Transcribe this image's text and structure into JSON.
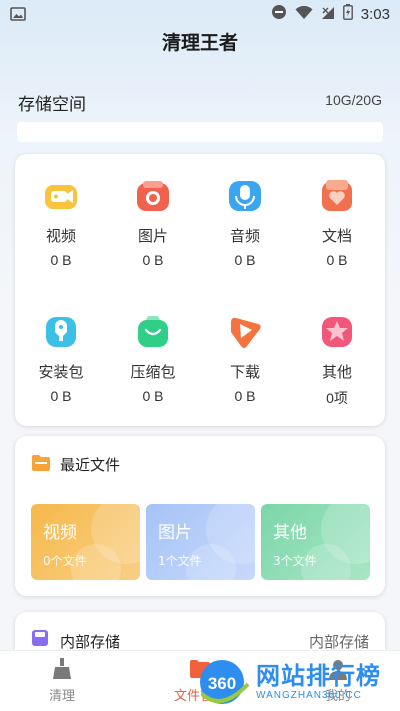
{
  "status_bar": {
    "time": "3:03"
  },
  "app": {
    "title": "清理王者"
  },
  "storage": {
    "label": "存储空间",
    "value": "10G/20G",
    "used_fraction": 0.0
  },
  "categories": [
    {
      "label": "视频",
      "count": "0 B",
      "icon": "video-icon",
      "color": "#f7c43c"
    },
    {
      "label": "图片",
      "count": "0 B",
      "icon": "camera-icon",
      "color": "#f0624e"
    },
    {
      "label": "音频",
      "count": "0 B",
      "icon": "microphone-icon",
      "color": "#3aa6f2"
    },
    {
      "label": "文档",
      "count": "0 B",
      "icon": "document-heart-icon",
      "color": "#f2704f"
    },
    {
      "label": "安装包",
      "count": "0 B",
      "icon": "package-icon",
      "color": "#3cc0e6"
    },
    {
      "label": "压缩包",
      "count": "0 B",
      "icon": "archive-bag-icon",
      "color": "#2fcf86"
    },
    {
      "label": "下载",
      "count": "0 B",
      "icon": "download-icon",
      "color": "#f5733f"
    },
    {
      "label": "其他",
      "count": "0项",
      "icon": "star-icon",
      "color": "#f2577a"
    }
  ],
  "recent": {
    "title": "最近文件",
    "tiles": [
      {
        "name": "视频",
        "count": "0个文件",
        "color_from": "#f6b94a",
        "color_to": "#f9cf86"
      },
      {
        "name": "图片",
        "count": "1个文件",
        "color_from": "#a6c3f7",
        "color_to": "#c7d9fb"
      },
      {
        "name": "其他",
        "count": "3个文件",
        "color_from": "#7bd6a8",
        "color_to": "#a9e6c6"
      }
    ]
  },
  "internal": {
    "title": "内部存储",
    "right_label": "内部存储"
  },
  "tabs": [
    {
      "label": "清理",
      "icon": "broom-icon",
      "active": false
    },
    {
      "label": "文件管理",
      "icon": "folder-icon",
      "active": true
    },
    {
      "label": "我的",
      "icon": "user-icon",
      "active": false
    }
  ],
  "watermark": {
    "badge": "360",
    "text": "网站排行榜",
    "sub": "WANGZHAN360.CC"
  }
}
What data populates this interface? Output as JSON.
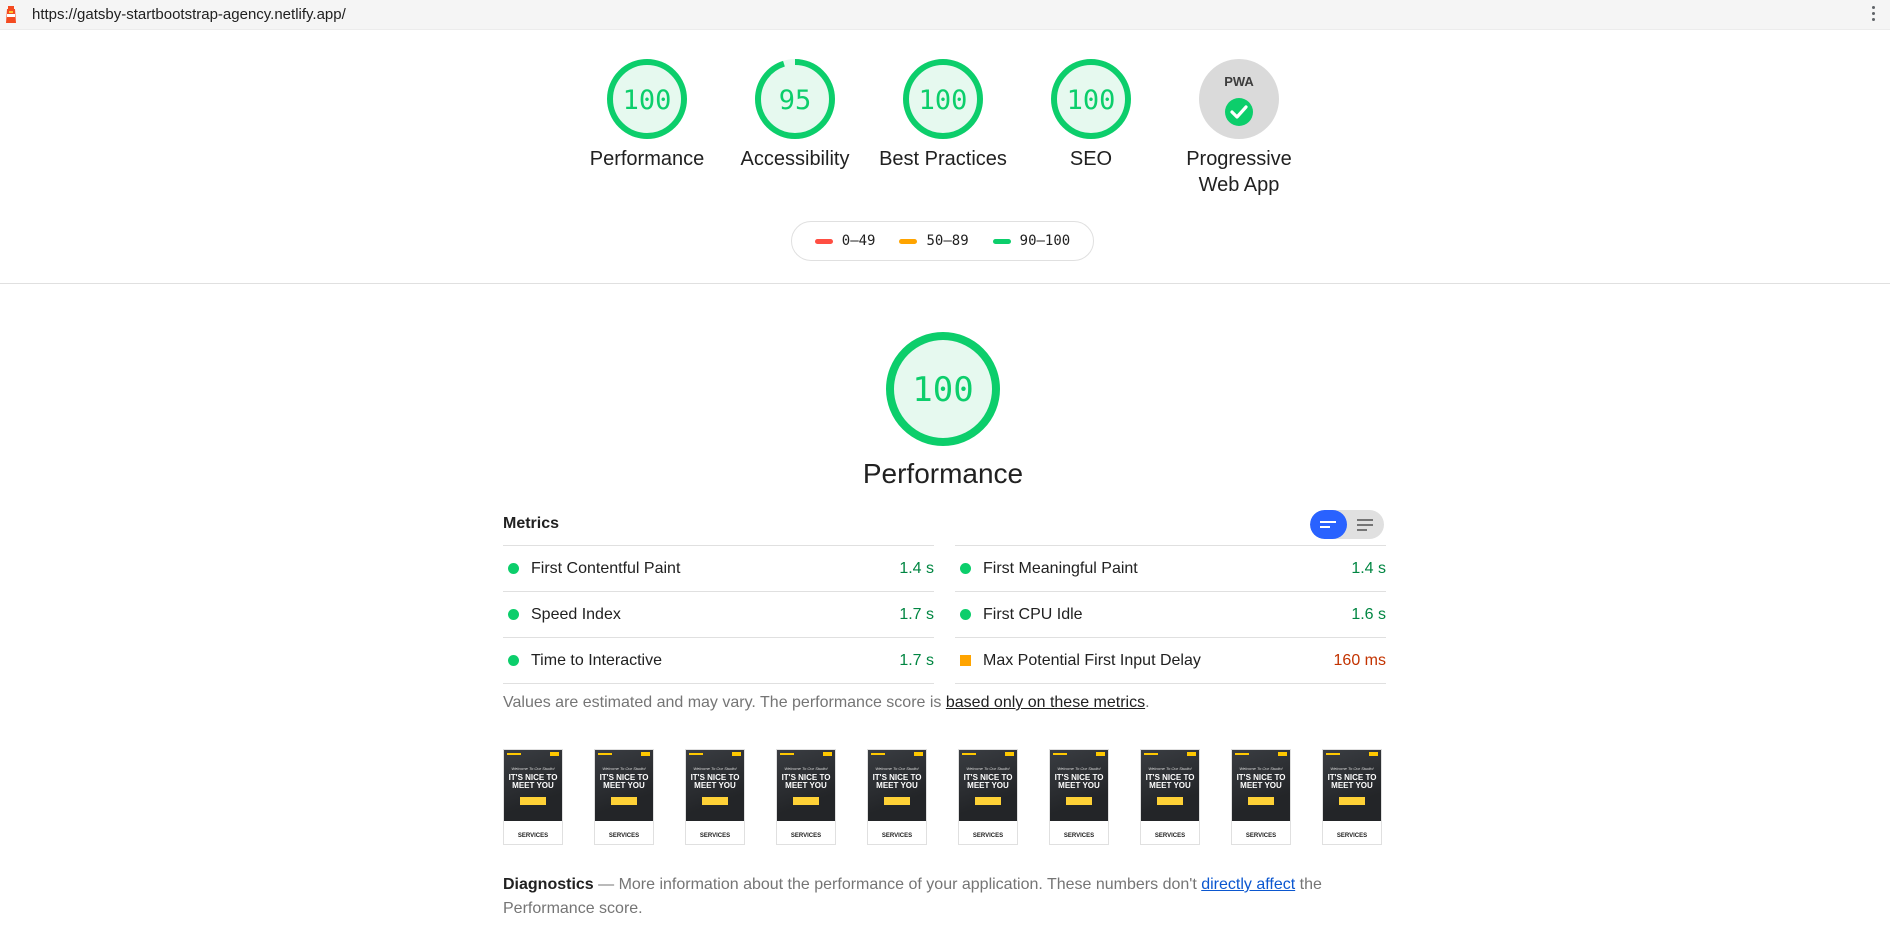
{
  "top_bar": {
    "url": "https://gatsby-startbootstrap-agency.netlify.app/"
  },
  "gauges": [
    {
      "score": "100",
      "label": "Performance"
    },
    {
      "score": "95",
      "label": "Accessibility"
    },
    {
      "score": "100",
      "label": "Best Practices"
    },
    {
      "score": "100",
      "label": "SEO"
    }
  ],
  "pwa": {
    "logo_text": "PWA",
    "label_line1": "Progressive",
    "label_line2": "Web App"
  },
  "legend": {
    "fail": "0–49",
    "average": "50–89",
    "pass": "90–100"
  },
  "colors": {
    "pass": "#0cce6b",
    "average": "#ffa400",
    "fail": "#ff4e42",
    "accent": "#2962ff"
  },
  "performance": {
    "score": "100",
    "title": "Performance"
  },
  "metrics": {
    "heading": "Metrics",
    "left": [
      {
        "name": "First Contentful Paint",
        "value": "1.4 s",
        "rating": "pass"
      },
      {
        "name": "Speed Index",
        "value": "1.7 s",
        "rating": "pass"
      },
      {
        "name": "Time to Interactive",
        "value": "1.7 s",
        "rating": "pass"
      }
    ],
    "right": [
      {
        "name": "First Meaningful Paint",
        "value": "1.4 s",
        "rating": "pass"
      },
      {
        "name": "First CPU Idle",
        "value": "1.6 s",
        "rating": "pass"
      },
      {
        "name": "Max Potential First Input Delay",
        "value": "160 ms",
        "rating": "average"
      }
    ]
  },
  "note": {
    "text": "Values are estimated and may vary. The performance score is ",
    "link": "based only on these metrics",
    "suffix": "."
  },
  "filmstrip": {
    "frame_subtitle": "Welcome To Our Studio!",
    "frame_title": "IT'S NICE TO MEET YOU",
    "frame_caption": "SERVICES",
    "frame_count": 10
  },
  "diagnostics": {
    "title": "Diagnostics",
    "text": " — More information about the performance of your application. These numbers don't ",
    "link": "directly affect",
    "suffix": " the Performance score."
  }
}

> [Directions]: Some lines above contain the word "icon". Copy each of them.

> [Exercise response]:
      "icon": "video-icon",
      "icon": "camera-icon",
      "icon": "microphone-icon",
      "icon": "document-heart-icon",
      "icon": "package-icon",
      "icon": "archive-bag-icon",
      "icon": "download-icon",
      "icon": "star-icon",
      "icon": "broom-icon",
      "icon": "folder-icon",
      "icon": "user-icon",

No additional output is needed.